                    resourceManager = temp;
                }

                return resourceManager;
            }

            set
            {
                resourceManager = value;
            }
        }

        [EditorBrowsableAttribute(EditorBrowsableState.Advanced)]
        public static CultureInfo Culture
        {
            get
            {
                return resourceCulture;
            }

            set
            {
                resourceCulture = value;
            }
        }
<#
    string resxFileName = this.Host.TemplateFile.Replace(".tt", ".resx");
    XDocument doc = XDocument.Load(resxFileName);

    if(doc != null && doc.Root != null)
    {
        foreach(XElement x in doc.Root.Descendants("data"))
        {
            string name = x.Attribute("name").Value;
            WriteLine(string.Empty);
            WriteLine("        public static string " + name);
            WriteLine("        {");
            WriteLine("            get { return $safeitemname$.ResourceManager.GetString(\"" + name + "\", resourceCulture ?? CultureInfo.CurrentUICulture); }");
            WriteLine("        }");
        }
    }
#>
    }
}

File 2: Resource.tt

Don’t forget to adjust your using statements to the location of the IResourceManager interface and the ResourceManagerWrapper class.

Your .zip file should look something like this:

Screenshot 3: Contents of the .zip file

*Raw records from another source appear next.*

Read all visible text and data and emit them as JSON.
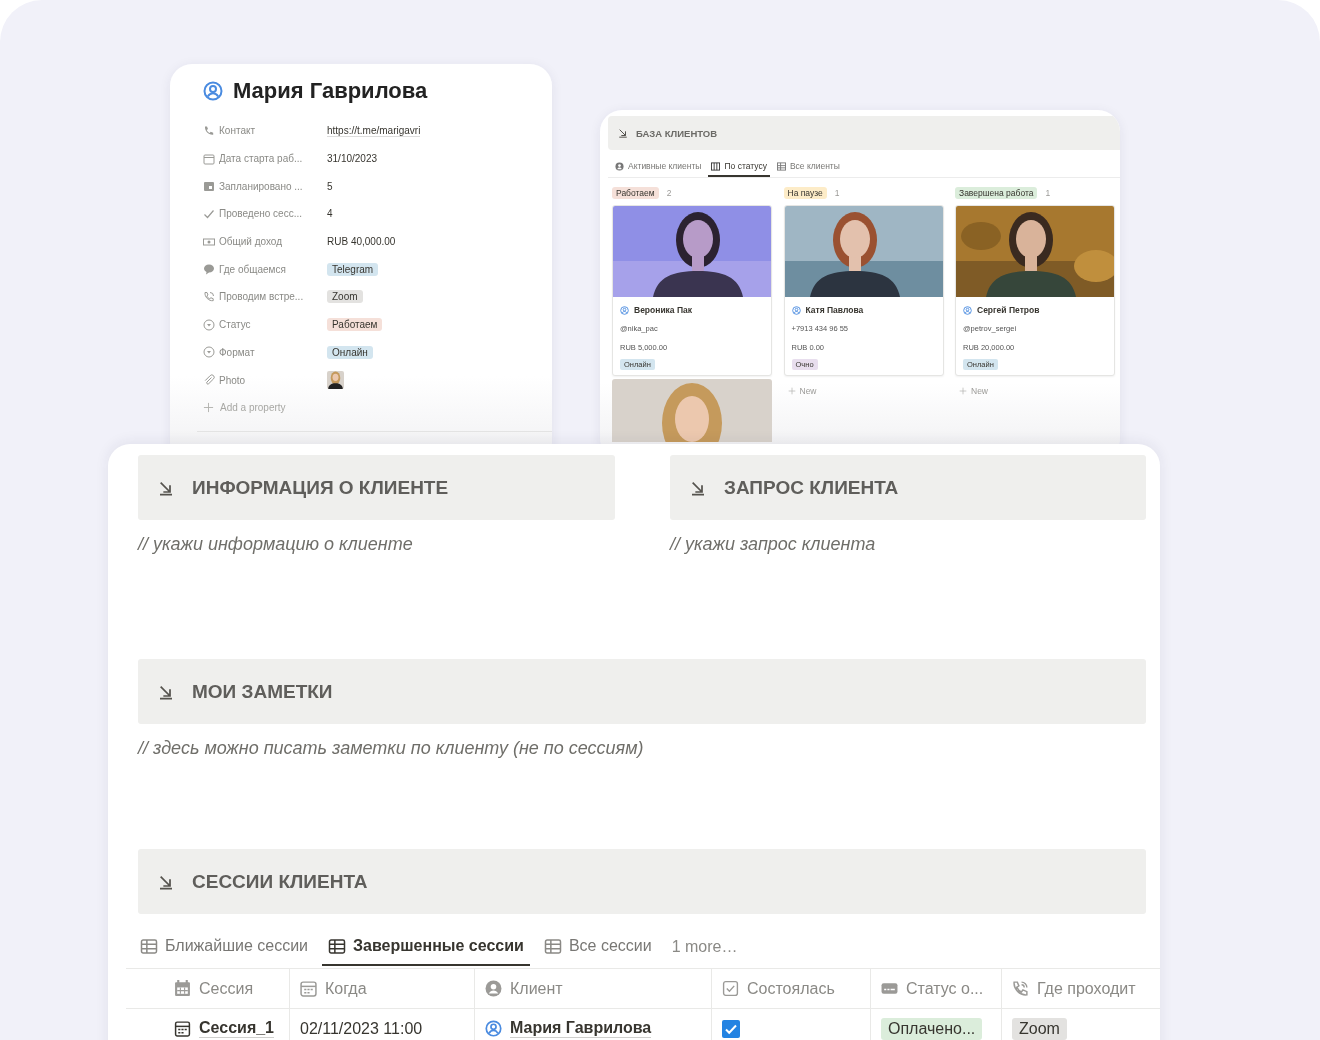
{
  "profile": {
    "title": "Мария Гаврилова",
    "properties": [
      {
        "label": "Контакт",
        "kind": "link",
        "value": "https://t.me/marigavri"
      },
      {
        "label": "Дата старта раб...",
        "kind": "text",
        "value": "31/10/2023"
      },
      {
        "label": "Запланировано ...",
        "kind": "text",
        "value": "5"
      },
      {
        "label": "Проведено сесс...",
        "kind": "text",
        "value": "4"
      },
      {
        "label": "Общий доход",
        "kind": "text",
        "value": "RUB 40,000.00"
      },
      {
        "label": "Где общаемся",
        "kind": "tag",
        "value": "Telegram",
        "color": "#d3e5ef"
      },
      {
        "label": "Проводим встре...",
        "kind": "tag",
        "value": "Zoom",
        "color": "#e3e2e0"
      },
      {
        "label": "Статус",
        "kind": "tag",
        "value": "Работаем",
        "color": "#f5e0d9"
      },
      {
        "label": "Формат",
        "kind": "tag",
        "value": "Онлайн",
        "color": "#d3e5ef"
      },
      {
        "label": "Photo"
      }
    ],
    "add_property": "Add a property"
  },
  "database": {
    "title": "БАЗА КЛИЕНТОВ",
    "tabs": [
      {
        "label": "Активные клиенты",
        "selected": false
      },
      {
        "label": "По статусу",
        "selected": true
      },
      {
        "label": "Все клиенты",
        "selected": false
      }
    ],
    "columns": [
      {
        "status": "Работаем",
        "color": "#f5e0d9",
        "count": "2",
        "cards": [
          {
            "kind": "client",
            "name": "Вероника Пак",
            "contact": "@nika_pac",
            "amount": "RUB 5,000.00",
            "tag": {
              "value": "Онлайн",
              "color": "#d3e5ef"
            }
          },
          {
            "kind": "picture"
          }
        ]
      },
      {
        "status": "На паузе",
        "color": "#fdecc8",
        "count": "1",
        "cards": [
          {
            "kind": "client",
            "name": "Катя Павлова",
            "contact": "+7913 434 96 55",
            "amount": "RUB 0.00",
            "tag": {
              "value": "Очно",
              "color": "#e8deee"
            }
          }
        ],
        "new": "New"
      },
      {
        "status": "Завершена работа",
        "color": "#dbeddb",
        "count": "1",
        "cards": [
          {
            "kind": "client",
            "name": "Сергей Петров",
            "contact": "@petrov_sergei",
            "amount": "RUB 20,000.00",
            "tag": {
              "value": "Онлайн",
              "color": "#d3e5ef"
            }
          }
        ],
        "new": "New"
      }
    ]
  },
  "sections": [
    {
      "title": "ИНФОРМАЦИЯ О КЛИЕНТЕ",
      "hint": "// укажи информацию о клиенте"
    },
    {
      "title": "ЗАПРОС КЛИЕНТА",
      "hint": "// укажи запрос клиента"
    }
  ],
  "notes": {
    "title": "МОИ ЗАМЕТКИ",
    "hint": "// здесь можно писать заметки по клиенту (не по сессиям)"
  },
  "sessions": {
    "title": "СЕССИИ КЛИЕНТА",
    "tabs": [
      {
        "label": "Ближайшие сессии",
        "selected": false
      },
      {
        "label": "Завершенные сессии",
        "selected": true
      },
      {
        "label": "Все сессии",
        "selected": false
      }
    ],
    "more": "1 more…",
    "columns": [
      "Сессия",
      "Когда",
      "Клиент",
      "Состоялась",
      "Статус о...",
      "Где проходит"
    ],
    "rows": [
      {
        "session": "Сессия_1",
        "when": "02/11/2023 11:00",
        "client": "Мария Гаврилова",
        "held": true,
        "payment": {
          "value": "Оплачено...",
          "color": "#dbeddb"
        },
        "place": {
          "value": "Zoom",
          "color": "#e3e2e0"
        }
      }
    ]
  }
}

Screenshot 3: Contents of the .zip file

 

Now copy it to "C:\Users\[YOUR USERNAME]\Documents\Visual Studio [YOUR VISUAL STUDIO VERSION]\Templates\ItemTemplates\Visual C#" and fire up VS. Once you click “Add new item” your new template should appear right on top of the “Visual C# Items”.

Screenshot 4: Add new item

Screenshot 4: Add new item

 

You can download the template from my pet project’s site.